━━ Supplied data ━━
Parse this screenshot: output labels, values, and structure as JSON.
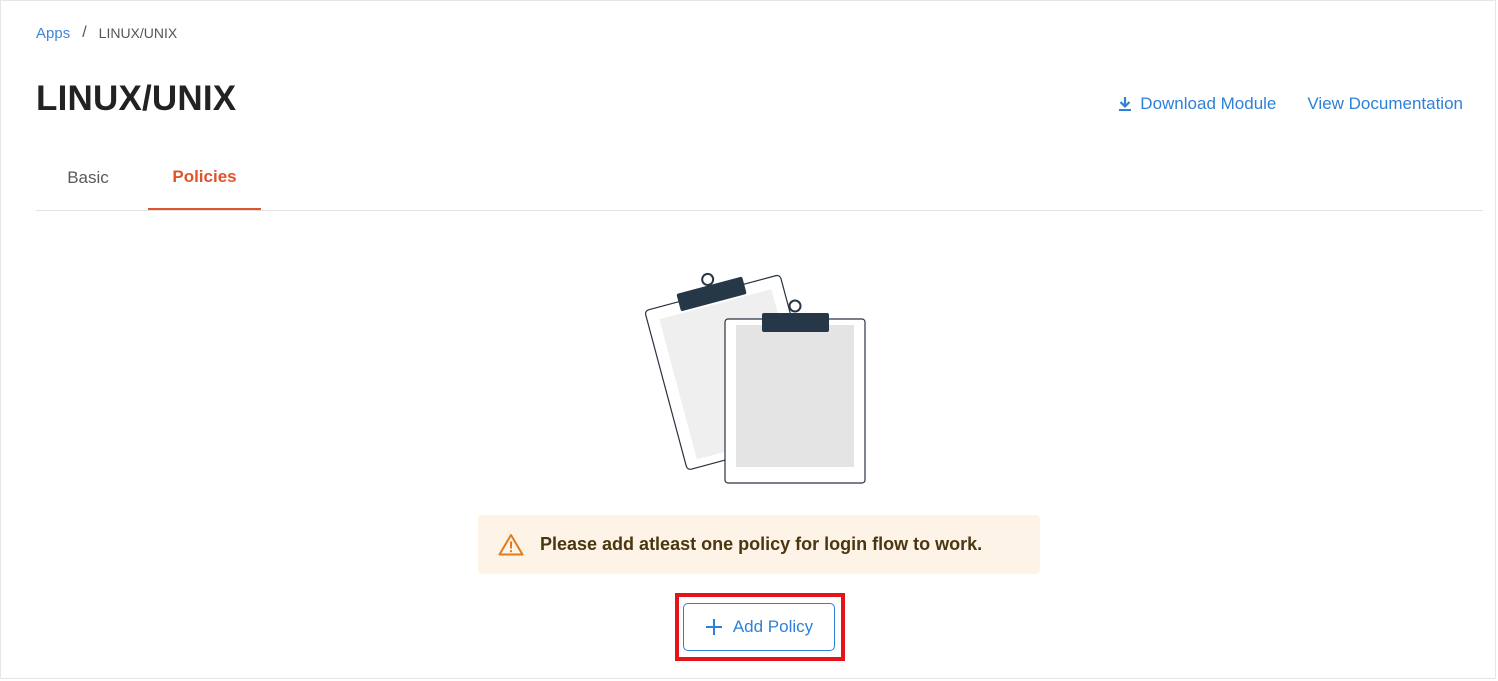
{
  "breadcrumb": {
    "root": "Apps",
    "separator": "/",
    "current": "LINUX/UNIX"
  },
  "page": {
    "title": "LINUX/UNIX"
  },
  "actions": {
    "download_label": "Download Module",
    "docs_label": "View Documentation"
  },
  "tabs": [
    {
      "label": "Basic",
      "active": false
    },
    {
      "label": "Policies",
      "active": true
    }
  ],
  "empty_state": {
    "illustration": "clipboards-illustration",
    "warning_icon": "warning-triangle-icon",
    "message": "Please add atleast one policy for login flow to work."
  },
  "add_button": {
    "label": "Add Policy",
    "icon": "plus-icon",
    "highlighted": true
  },
  "colors": {
    "link": "#2f80d8",
    "active_tab": "#e0542b",
    "alert_bg": "#fdf3e6",
    "warning": "#e07b1f",
    "highlight": "#e5141a"
  }
}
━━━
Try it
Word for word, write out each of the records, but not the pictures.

Result
Parse this screenshot: output labels, values, and structure as JSON.
{
  "breadcrumb": {
    "root": "Apps",
    "separator": "/",
    "current": "LINUX/UNIX"
  },
  "page": {
    "title": "LINUX/UNIX"
  },
  "actions": {
    "download_label": "Download Module",
    "docs_label": "View Documentation"
  },
  "tabs": [
    {
      "label": "Basic",
      "active": false
    },
    {
      "label": "Policies",
      "active": true
    }
  ],
  "empty_state": {
    "illustration": "clipboards-illustration",
    "warning_icon": "warning-triangle-icon",
    "message": "Please add atleast one policy for login flow to work."
  },
  "add_button": {
    "label": "Add Policy",
    "icon": "plus-icon",
    "highlighted": true
  },
  "colors": {
    "link": "#2f80d8",
    "active_tab": "#e0542b",
    "alert_bg": "#fdf3e6",
    "warning": "#e07b1f",
    "highlight": "#e5141a"
  }
}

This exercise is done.